Yes, it’s time I admit to myself that I can’t eat a big handful of pistachio nuts, several nights in a row, without having negative consequences when I step on the scale. I’ve slacked off and fallen back into my old habit of eating too much, eating when I’m not hungry, and eating higher-calorie foods at times. As long as I’m facing reality, I admit I’ve worked out less, too.

It’s human nature to slack off after an accomplishment, and losing more than fifty pounds is a huge accomplishment. The problem, however, is that I have forty more to lose, and with my body shape and type, I can’t ever slack off for long. Those pounds leap out of thin air and attach themselves to my waist, hips, stomach, and butt, if I don’t watch out. They’re lurking around every corner, waiting for me to drop my guard, and drop my guard I have. It’s a wonder I haven’t actually gained weight, to tell the truth.

I probably haven’t gained weight because I’m still doing my best to make one meal a day a salad, and that action alone has counteracted my relaxed eating habits at other meals. I have had to rededicate myself several times over the past seven months, and today I rededicate myself again. It’s so darned hard to stay motivated for the length of time it takes to lose almost one hundred pounds, which is what I’ve needed to lose to reach a healthy weight.

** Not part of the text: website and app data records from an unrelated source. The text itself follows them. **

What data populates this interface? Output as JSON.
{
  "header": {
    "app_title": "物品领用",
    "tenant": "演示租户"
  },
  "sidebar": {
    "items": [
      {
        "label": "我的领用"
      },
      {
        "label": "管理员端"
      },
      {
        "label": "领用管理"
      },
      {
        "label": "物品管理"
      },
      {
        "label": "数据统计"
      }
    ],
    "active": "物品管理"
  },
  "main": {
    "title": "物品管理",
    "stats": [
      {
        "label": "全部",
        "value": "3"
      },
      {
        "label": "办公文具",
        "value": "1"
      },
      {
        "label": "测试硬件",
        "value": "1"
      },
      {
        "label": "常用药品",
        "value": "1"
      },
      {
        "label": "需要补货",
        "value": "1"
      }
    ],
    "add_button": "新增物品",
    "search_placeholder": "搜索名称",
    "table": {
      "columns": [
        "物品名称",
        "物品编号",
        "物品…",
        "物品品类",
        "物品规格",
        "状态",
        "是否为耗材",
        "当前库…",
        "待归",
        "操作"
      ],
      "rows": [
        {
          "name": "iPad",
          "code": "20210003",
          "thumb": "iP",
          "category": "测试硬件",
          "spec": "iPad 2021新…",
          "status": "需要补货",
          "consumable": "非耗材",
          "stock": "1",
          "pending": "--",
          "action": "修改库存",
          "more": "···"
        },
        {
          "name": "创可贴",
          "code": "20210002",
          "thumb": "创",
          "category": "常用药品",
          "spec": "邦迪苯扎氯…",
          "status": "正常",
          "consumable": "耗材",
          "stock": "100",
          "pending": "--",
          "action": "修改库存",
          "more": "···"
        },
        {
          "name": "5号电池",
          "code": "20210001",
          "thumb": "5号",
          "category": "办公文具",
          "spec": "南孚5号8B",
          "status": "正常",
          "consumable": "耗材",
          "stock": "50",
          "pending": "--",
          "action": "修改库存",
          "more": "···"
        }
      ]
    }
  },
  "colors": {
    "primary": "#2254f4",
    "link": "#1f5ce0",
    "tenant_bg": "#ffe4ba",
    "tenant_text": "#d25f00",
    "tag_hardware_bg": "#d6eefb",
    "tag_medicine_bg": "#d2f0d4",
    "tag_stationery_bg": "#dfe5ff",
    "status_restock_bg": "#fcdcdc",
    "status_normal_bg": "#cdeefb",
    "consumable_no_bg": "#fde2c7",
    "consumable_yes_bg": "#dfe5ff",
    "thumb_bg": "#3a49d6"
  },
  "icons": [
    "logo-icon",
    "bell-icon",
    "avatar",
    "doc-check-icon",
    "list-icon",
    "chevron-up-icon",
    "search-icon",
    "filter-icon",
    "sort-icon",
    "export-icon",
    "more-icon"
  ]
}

On the bright side, despite all my slipping, cheating, and overeating, I have lost another pound. I have reset my mini goal of reaching 190 several times, and I’m determined to meet it this time, by March 15.

Now I simply have to remember why I went on this food plan to begin with. I absolutely must remember the pain I felt when I walked up or down stairs. The volume of medicine I had to take to lower my blood pressure and cholesterol. I must remember how I saw Jabba the Hut sitting on the side of my bed, only to discover it was my reflection in the mirror. I have to look at the nifty, pretty, medium-sized blouses I’m wearing now, instead of the size 22-24 I had to wear before. I have to remember what fun it is to buy clothes in regular stores and not have to look for plus sizes. I have to remember what fun it is to breathe and tie my shoes at the same time. Yes, I used to have to hold my breath, because all my fat squished my lungs into stillness when I bent over. I swear I will remember these things the next time I have the urge to eat more than my body needs.

Starting weight: 245
Weight last check-in: 192
Weight today: 191
Total pounds lost: 54
Goal weight: 150
Mini goal: 190 by March 15

1 comment:

  1. Excellent post! I love the way you ended the article-- remeniscing about how things used to be when you were overweight. Those things are a strong motivator to stay on your food plan. Thanks for sharing, Bobbie. I really enjoy reading these posts.